What does a holy person look like? You might think of someone specific that you’ve met, with or without an actual halo over their head, who seemed to you to embody holiness. You might be even more likely to think of examples like the beer-brewing Trappist monks featured in the recent documentary ‘Brotherhood,’ whose white, hooded robes visibly mark them as men who have dedicated their lives to a daily routine of prayer and holy service.
For those of us who have this past year experienced being cloistered with our families, this glimpse into their life of brotherhood, removed from the secular world and living happily together in peace and harmony in rural Leicestershire, might seem impossibly holy. In one scene rich with metaphor, a novice is shown being taught by an older monk how to handle clay, developing the patience, sensitivity and gentle strength needed to throw pots. Yet hearing the Abbot, the head of the community, admit to feeling that he often fails to live up to the ideals of monastic life and is still only becoming a true monk, might leave us wondering: the vast majority of us do not opt into a 24/7 ‘religious’ life – do we have any hope of being holy?
Parashat K’doshim seems to suggest that we do, for “You shall be holy, for I, the Eternal your God, am holy” (Lev. 19:2) is addressed to the whole Israelite community, not just the priests. The verses that follow then prescribe specific behaviours, beginning with revering one’s mother and father, suggesting a vision of holiness that is surprisingly mundane. Many of these prescriptions deal with ‘profane’ topics like leaving gleanings for the poor and prompt payment of wages: here, being holy seems more connected with the earthly relationships humans have with one another than with the Divine.
While commentators have used up much ink interpreting these verses as instructions for holiness via good ethical behaviour towards our fellow humans, it’s easy to overlook the fact that in Parashat K’doshim there are actually three very similar commandments to “be holy.” The second of them (Lev. 20:7-8, a chapter after the first) might dull our keenness to define holy living based on its surrounding verses, for it is nestled among death penalties: for giving one’s seed to Molech or consulting ghosts; for showing filial disrespect or transgressing sexual prohibitions. The third commandment to be holy (Lev. 20:26) is in not much cheerier company, coming between an instruction to divide clean animals from unclean and a reminder of the death penalty for consulting ghosts. Even if being holy means avoiding all these potential misdeeds, that doesn’t exactly make inspiring reading: “be holy or risk a death penalty!” is unlikely to become a modern synagogue motto.
Thankfully the wording of the second version of the commandment, “You shall sanctify yourselves and be holy… I the Eternal make you holy” (Lev. 20:7-8), is slightly more inspiring and even suggests that we may have a little help towards holiness.
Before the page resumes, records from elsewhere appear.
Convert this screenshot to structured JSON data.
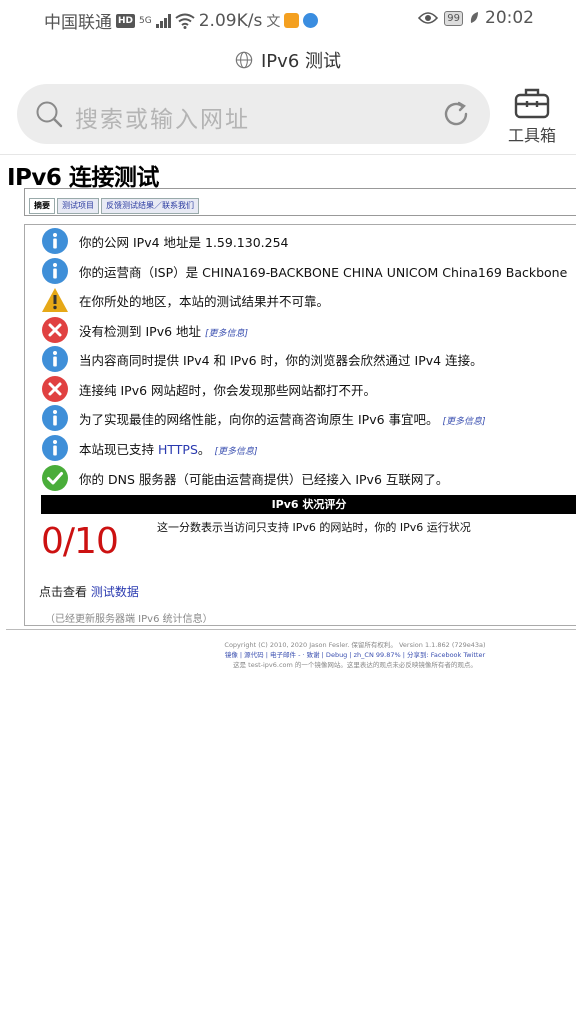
{
  "status_bar": {
    "carrier": "中国联通",
    "hd": "HD",
    "signal": "5G",
    "speed": "2.09K/s",
    "battery": "99",
    "time": "20:02"
  },
  "top_bar": {
    "title": "IPv6 测试"
  },
  "search": {
    "placeholder": "搜索或输入网址"
  },
  "toolbox": {
    "label": "工具箱"
  },
  "page": {
    "title": "IPv6 连接测试",
    "tabs": [
      "摘要",
      "测试项目",
      "反馈测试结果／联系我们"
    ],
    "results": [
      {
        "icon": "info",
        "text": "你的公网 IPv4 地址是 1.59.130.254"
      },
      {
        "icon": "info",
        "text": "你的运营商（ISP）是 CHINA169-BACKBONE CHINA UNICOM China169 Backbone"
      },
      {
        "icon": "warning",
        "text": "在你所处的地区，本站的测试结果并不可靠。"
      },
      {
        "icon": "error",
        "text": "没有检测到 IPv6 地址",
        "more": "[更多信息]"
      },
      {
        "icon": "info",
        "text": "当内容商同时提供 IPv4 和 IPv6 时，你的浏览器会欣然通过 IPv4 连接。"
      },
      {
        "icon": "error",
        "text": "连接纯 IPv6 网站超时，你会发现那些网站都打不开。"
      },
      {
        "icon": "info",
        "text": "为了实现最佳的网络性能，向你的运营商咨询原生 IPv6 事宜吧。",
        "more": "[更多信息]"
      },
      {
        "icon": "info",
        "text_pre": "本站现已支持 ",
        "link": "HTTPS",
        "text_post": "。",
        "more": "[更多信息]"
      },
      {
        "icon": "ok",
        "text": "你的 DNS 服务器（可能由运营商提供）已经接入 IPv6 互联网了。"
      }
    ],
    "score_header": "IPv6 状况评分",
    "score": "0/10",
    "score_desc": "这一分数表示当访问只支持 IPv6 的网站时，你的 IPv6 运行状况",
    "click_view_pre": "点击查看 ",
    "click_view_link": "测试数据",
    "caveat": "（已经更新服务器端 IPv6 统计信息）"
  },
  "footer": {
    "line1": "Copyright (C) 2010, 2020 Jason Fesler. 保留所有权利。 Version 1.1.862 (729e43a)",
    "line2_links": "镜像 | 源代码 | 电子邮件 - · 致谢 | Debug | zh_CN 99.87% | 分享到: Facebook Twitter",
    "line3": "这是 test-ipv6.com 的一个镜像网站。这里表达的观点未必反映镜像所有者的观点。"
  },
  "colors": {
    "info": "#3f8fd8",
    "warning": "#e6a817",
    "error": "#e04141",
    "ok": "#4aad3a",
    "score": "#cc1111"
  }
}
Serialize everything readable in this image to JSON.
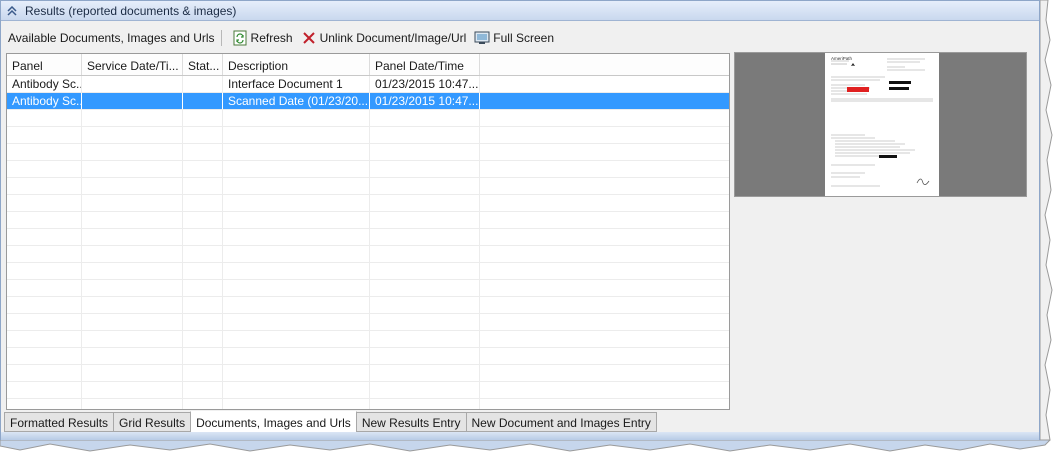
{
  "titlebar": {
    "title": "Results (reported documents & images)",
    "collapse_icon": "double-chevron-up-icon"
  },
  "toolbar": {
    "label": "Available Documents, Images and Urls",
    "refresh": "Refresh",
    "unlink": "Unlink Document/Image/Url",
    "fullscreen": "Full Screen"
  },
  "grid": {
    "columns": [
      "Panel",
      "Service Date/Ti...",
      "Stat...",
      "Description",
      "Panel Date/Time",
      ""
    ],
    "rows": [
      [
        "Antibody Sc...",
        "",
        "",
        "Interface Document 1",
        "01/23/2015 10:47...",
        ""
      ],
      [
        "Antibody Sc...",
        "",
        "",
        "Scanned Date (01/23/20...",
        "01/23/2015 10:47...",
        ""
      ]
    ],
    "selected_row": 1
  },
  "tabs": [
    "Formatted Results",
    "Grid Results",
    "Documents, Images and Urls",
    "New Results Entry",
    "New Document and Images Entry"
  ],
  "active_tab": 2,
  "colors": {
    "selection": "#3399ff",
    "title_bg": "#c9d8ee",
    "preview_bg": "#7a7a7a"
  }
}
It seems that when we attempt to sanctify ourselves by virtuous actions, then God also acts by reaching out to sanctify us: these verses reminds us that those righteous but mundane acts that we attempt in connection with our human relationships also create opportunities for us to experience connection with the Divine.
The third version of the commandment to be holy might also encourage us to think about what we mean by ‘holy.’ “You shall be holy (k’doshim) to Me, for I the Eternal am holy (kadosh), and I have set you apart (va’avdil) from other peoples to be Mine” (Lev. 20:26), reminds us of the Jewish idea of holiness as meaning set apart: not completely removed from the world, just set aside for something or someone specific. The Kiddushin element of Jewish weddings uses this idea of holiness, setting someone apart as specially dedicated to one person – which might make wedding rings a surprising substitute for monks’ robes as a visible reminder of living in holiness.
Being holy is not something we can delegate to a small select few, but a challenge for all of us, whether we live in monasteries or busy family homes. In our ethical behaviour toward one another, but also in our commitment to a specific person, we create opportunities to experience something beyond our mundane lives even while we remain within them. Hooded monks and even bushy-bearded rebbes may indeed be holy, but holiness isn’t only for professionals: a real holy person looks just like us.
Eleanor Davis LBC rabbinic student
The views expressed in this D’var Torah do not necessarily reflect the position of Leo Baeck College.